November 25, 2002
A MORE REALISTIC STATE OF PLAY IN LA:Landrieu Out Front Early, But ... (Clancy DuBos, 11 19 02, Best of New Orleans)
Statewide, Landrieu leads 51.4 percent to 36.4 percent, with the rest undecided or refusing to state a preference.
Along racial lines, Landrieu leads among black voters, 87.6 percent to 2.8 percent; Terrell leads among whites, 50.1 percent to 36.4 percent.
Those numbers are good for Landrieu not so much because of her strong black support, which was no surprise, but because she does as well as she does among whites. Historically, Republicans running statewide get almost no black vote, as Terrell does here. Because blacks comprise 29 percent of the statewide electorate, a Republican has to beat a Democrat by a 2-1 margin among whites to win -- even with a higher white turnout. Terrell is nowhere close to doing that in the SLU poll.
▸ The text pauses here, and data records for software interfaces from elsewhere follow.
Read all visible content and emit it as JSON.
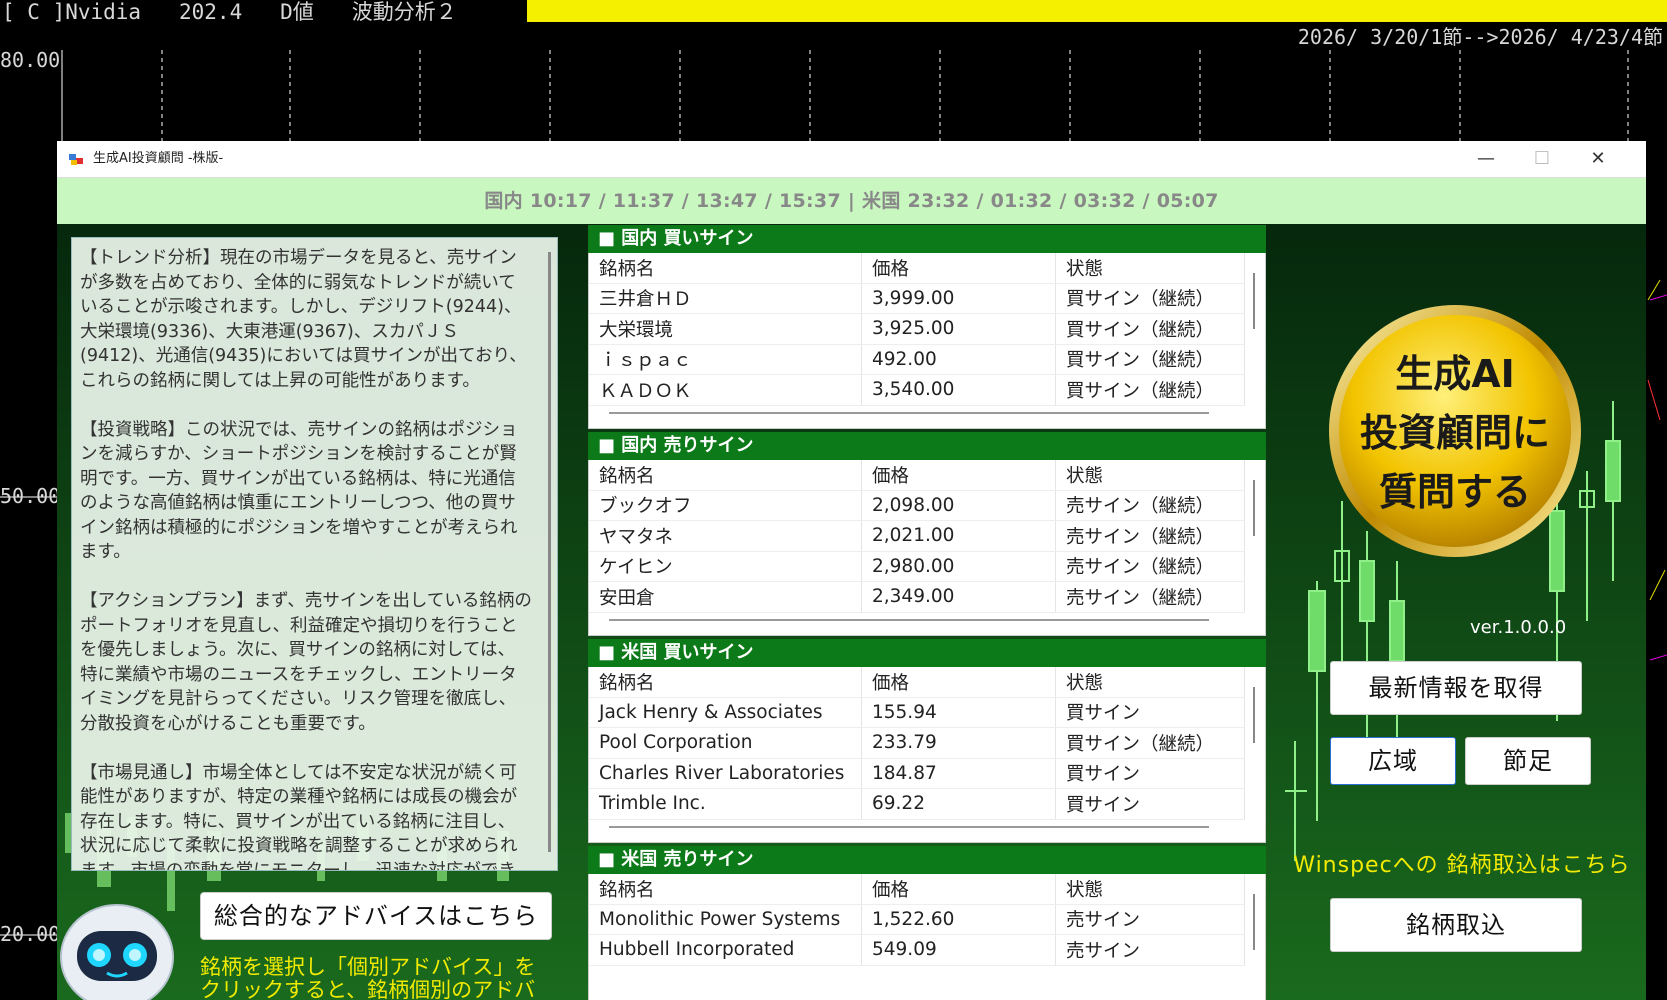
{
  "background_chart": {
    "title": "[ C ]Nvidia   202.4   D値   波動分析２",
    "range": "2026/ 3/20/1節-->2026/ 4/23/4節",
    "y_labels": [
      "80.00",
      "50.00",
      "20.00"
    ],
    "colors": {
      "highlight": "#f5f000",
      "grid": "#ffffff"
    }
  },
  "window": {
    "title": "生成AI投資顧問 -株版-",
    "controls": {
      "minimize": "—",
      "maximize": "☐",
      "close": "✕"
    }
  },
  "timebar": "国内 10:17 / 11:37 / 13:47 / 15:37  |  米国 23:32 / 01:32 / 03:32 / 05:07",
  "advice": {
    "text": "【トレンド分析】現在の市場データを見ると、売サインが多数を占めており、全体的に弱気なトレンドが続いていることが示唆されます。しかし、デジリフト(9244)、大栄環境(9336)、大東港運(9367)、スカパＪＳ(9412)、光通信(9435)においては買サインが出ており、これらの銘柄に関しては上昇の可能性があります。\n\n【投資戦略】この状況では、売サインの銘柄はポジションを減らすか、ショートポジションを検討することが賢明です。一方、買サインが出ている銘柄は、特に光通信のような高値銘柄は慎重にエントリーしつつ、他の買サイン銘柄は積極的にポジションを増やすことが考えられます。\n\n【アクションプラン】まず、売サインを出している銘柄のポートフォリオを見直し、利益確定や損切りを行うことを優先しましょう。次に、買サインの銘柄に対しては、特に業績や市場のニュースをチェックし、エントリータイミングを見計らってください。リスク管理を徹底し、分散投資を心がけることも重要です。\n\n【市場見通し】市場全体としては不安定な状況が続く可能性がありますが、特定の業種や銘柄には成長の機会が存在します。特に、買サインが出ている銘柄に注目し、状況に応じて柔軟に投資戦略を調整することが求められます。市場の変動を常にモニターし、迅速な対応ができる体制を整えておくことが重要です。",
    "general_button": "総合的なアドバイスはこちら",
    "hint": "銘柄を選択し「個別アドバイス」をクリックすると、銘柄個別のアドバイスが表"
  },
  "tables": [
    {
      "title": "■ 国内 買いサイン",
      "headers": [
        "銘柄名",
        "価格",
        "状態"
      ],
      "rows": [
        [
          "三井倉ＨＤ",
          "3,999.00",
          "買サイン（継続）"
        ],
        [
          "大栄環境",
          "3,925.00",
          "買サイン（継続）"
        ],
        [
          "ｉｓｐａｃ",
          "492.00",
          "買サイン（継続）"
        ],
        [
          "ＫＡＤＯＫ",
          "3,540.00",
          "買サイン（継続）"
        ]
      ]
    },
    {
      "title": "■ 国内 売りサイン",
      "headers": [
        "銘柄名",
        "価格",
        "状態"
      ],
      "rows": [
        [
          "ブックオフ",
          "2,098.00",
          "売サイン（継続）"
        ],
        [
          "ヤマタネ",
          "2,021.00",
          "売サイン（継続）"
        ],
        [
          "ケイヒン",
          "2,980.00",
          "売サイン（継続）"
        ],
        [
          "安田倉",
          "2,349.00",
          "売サイン（継続）"
        ]
      ]
    },
    {
      "title": "■ 米国 買いサイン",
      "headers": [
        "銘柄名",
        "価格",
        "状態"
      ],
      "rows": [
        [
          "Jack Henry & Associates",
          "155.94",
          "買サイン"
        ],
        [
          "Pool Corporation",
          "233.79",
          "買サイン（継続）"
        ],
        [
          "Charles River Laboratories",
          "184.87",
          "買サイン"
        ],
        [
          "Trimble Inc.",
          "69.22",
          "買サイン"
        ]
      ]
    },
    {
      "title": "■ 米国 売りサイン",
      "headers": [
        "銘柄名",
        "価格",
        "状態"
      ],
      "rows": [
        [
          "Monolithic Power Systems",
          "1,522.60",
          "売サイン"
        ],
        [
          "Hubbell Incorporated",
          "549.09",
          "売サイン"
        ]
      ]
    }
  ],
  "right_panel": {
    "badge_lines": [
      "生成AI",
      "投資顧問に",
      "質問する"
    ],
    "version": "ver.1.0.0.0",
    "refresh_button": "最新情報を取得",
    "wide_button": "広域",
    "node_button": "節足",
    "winspec_text": "Winspecへの 銘柄取込はこちら",
    "import_button": "銘柄取込"
  },
  "colors": {
    "window_bg": "#0d3a10",
    "timebar_bg": "#c9f7c0",
    "table_header": "#0d7a19",
    "hint_yellow": "#f2ea00",
    "badge_gold": "#e6b400"
  }
}
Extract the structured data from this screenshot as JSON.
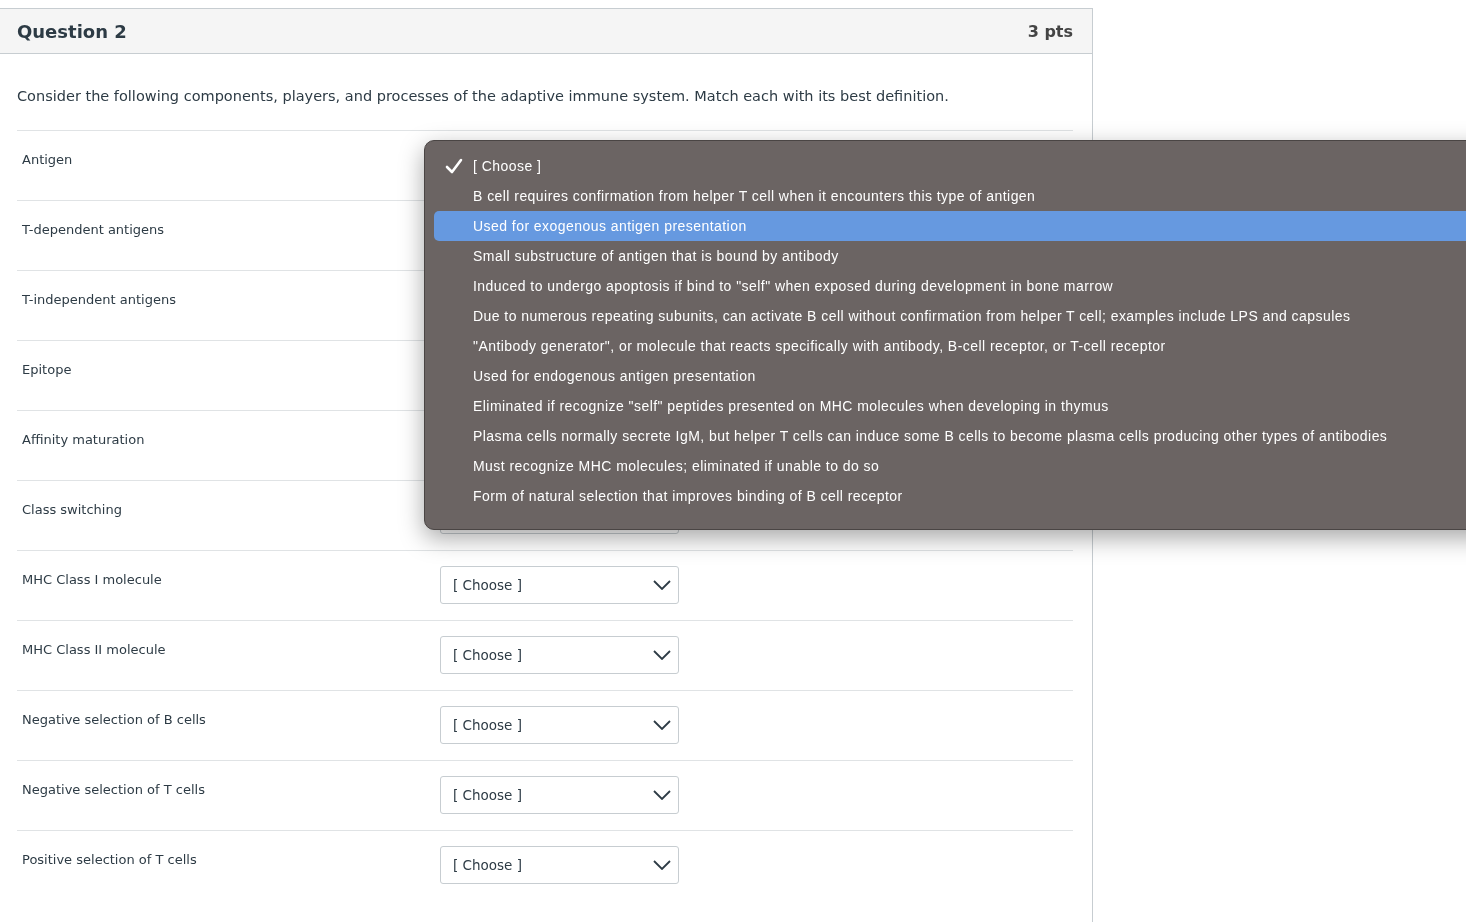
{
  "question": {
    "title": "Question 2",
    "points": "3 pts"
  },
  "prompt": "Consider the following components, players, and processes of the adaptive immune system. Match each with its best definition.",
  "rows": [
    {
      "label": "Antigen",
      "kind": "hidden"
    },
    {
      "label": "T-dependent antigens",
      "kind": "hidden"
    },
    {
      "label": "T-independent antigens",
      "kind": "hidden"
    },
    {
      "label": "Epitope",
      "kind": "hidden"
    },
    {
      "label": "Affinity maturation",
      "kind": "hidden"
    },
    {
      "label": "Class switching",
      "kind": "covered"
    },
    {
      "label": "MHC Class I molecule",
      "kind": "select",
      "choice": "[ Choose ]"
    },
    {
      "label": "MHC Class II molecule",
      "kind": "select",
      "choice": "[ Choose ]"
    },
    {
      "label": "Negative selection of B cells",
      "kind": "select",
      "choice": "[ Choose ]"
    },
    {
      "label": "Negative selection of T cells",
      "kind": "select",
      "choice": "[ Choose ]"
    },
    {
      "label": "Positive selection of T cells",
      "kind": "select",
      "choice": "[ Choose ]"
    }
  ],
  "dropdown": {
    "options": [
      {
        "label": "[ Choose ]",
        "checked": true,
        "highlighted": false
      },
      {
        "label": "B cell requires confirmation from helper T cell when it encounters this type of antigen",
        "checked": false,
        "highlighted": false
      },
      {
        "label": "Used for exogenous antigen presentation",
        "checked": false,
        "highlighted": true
      },
      {
        "label": "Small substructure of antigen that is bound by antibody",
        "checked": false,
        "highlighted": false
      },
      {
        "label": "Induced to undergo apoptosis if bind to \"self\" when exposed during development in bone marrow",
        "checked": false,
        "highlighted": false
      },
      {
        "label": "Due to numerous repeating subunits, can activate B cell without confirmation from helper T cell; examples include LPS and capsules",
        "checked": false,
        "highlighted": false
      },
      {
        "label": "\"Antibody generator\", or molecule that reacts specifically with antibody, B-cell receptor, or T-cell receptor",
        "checked": false,
        "highlighted": false
      },
      {
        "label": "Used for endogenous antigen presentation",
        "checked": false,
        "highlighted": false
      },
      {
        "label": "Eliminated if recognize \"self\" peptides presented on MHC molecules when developing in thymus",
        "checked": false,
        "highlighted": false
      },
      {
        "label": "Plasma cells normally secrete IgM, but helper T cells can induce some B cells to become plasma cells producing other types of antibodies",
        "checked": false,
        "highlighted": false
      },
      {
        "label": "Must recognize MHC molecules; eliminated if unable to do so",
        "checked": false,
        "highlighted": false
      },
      {
        "label": "Form of natural selection that improves binding of B cell receptor",
        "checked": false,
        "highlighted": false
      }
    ]
  }
}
The weakness for Landrieu in the primary was the extremely low turnout among black voters. African-American turnout was at least 20 percent lower than white turnout -- 30 percent lower in some areas. The SLU poll shows the race gets closer and closer as the disparity between black and white turnout grows. If the turnout differential is 30 percent, the two candidates run virtually even in the SLU survey.
At that point the poll actually was more a reflection of name recognition than anything else. One doubts that 50% of voters even knew who Ms Terrell was on Election Day. In fact, the low support among whites could reflect the respondents not even knowing her race. Ms Landrieu, on the other hand, is well known and one would assume that the 13.5% of white undecideds are likely to break overwhelmingly for her opponent. Then it just comes down to turnout. Posted by Orrin Judd at November 25, 2002 10:25 AM